§ **Task statement**
Print all of the data below exactly as it appears, leaving out every image.

§ **Supplied material**
*** Begin section ***
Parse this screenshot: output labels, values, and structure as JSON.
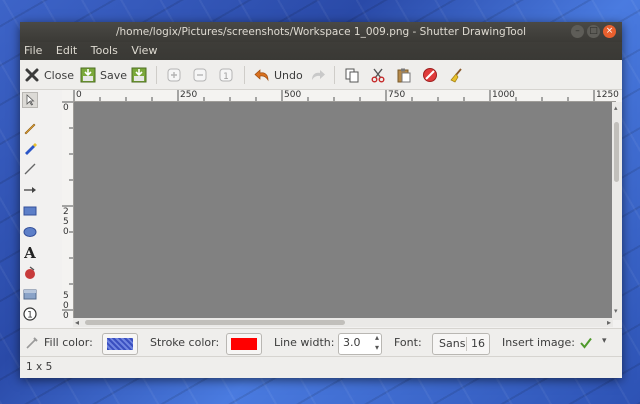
{
  "window": {
    "title": "/home/logix/Pictures/screenshots/Workspace 1_009.png - Shutter DrawingTool"
  },
  "menu": {
    "items": [
      "File",
      "Edit",
      "Tools",
      "View"
    ]
  },
  "toolbar": {
    "close_label": "Close",
    "save_label": "Save",
    "undo_label": "Undo"
  },
  "ruler": {
    "h_labels": [
      "0",
      "250",
      "500",
      "750",
      "1000",
      "1250"
    ],
    "v_labels": [
      "0",
      "250",
      "500"
    ]
  },
  "bottom": {
    "fill_label": "Fill color:",
    "stroke_label": "Stroke color:",
    "line_width_label": "Line width:",
    "line_width_value": "3.0",
    "font_label": "Font:",
    "font_name": "Sans",
    "font_size": "16",
    "insert_label": "Insert image:"
  },
  "colors": {
    "fill": "#3a4fc0",
    "stroke": "#ff0000",
    "canvas": "#818181"
  },
  "status": {
    "text": "1 x 5"
  }
}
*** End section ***
§ **Written answer**
Parse this screenshot: output labels, values, and structure as JSON.
{
  "window": {
    "title": "/home/logix/Pictures/screenshots/Workspace 1_009.png - Shutter DrawingTool"
  },
  "menu": {
    "items": [
      "File",
      "Edit",
      "Tools",
      "View"
    ]
  },
  "toolbar": {
    "close_label": "Close",
    "save_label": "Save",
    "undo_label": "Undo"
  },
  "ruler": {
    "h_labels": [
      "0",
      "250",
      "500",
      "750",
      "1000",
      "1250"
    ],
    "v_labels": [
      "0",
      "250",
      "500"
    ]
  },
  "bottom": {
    "fill_label": "Fill color:",
    "stroke_label": "Stroke color:",
    "line_width_label": "Line width:",
    "line_width_value": "3.0",
    "font_label": "Font:",
    "font_name": "Sans",
    "font_size": "16",
    "insert_label": "Insert image:"
  },
  "colors": {
    "fill": "#3a4fc0",
    "stroke": "#ff0000",
    "canvas": "#818181"
  },
  "status": {
    "text": "1 x 5"
  }
}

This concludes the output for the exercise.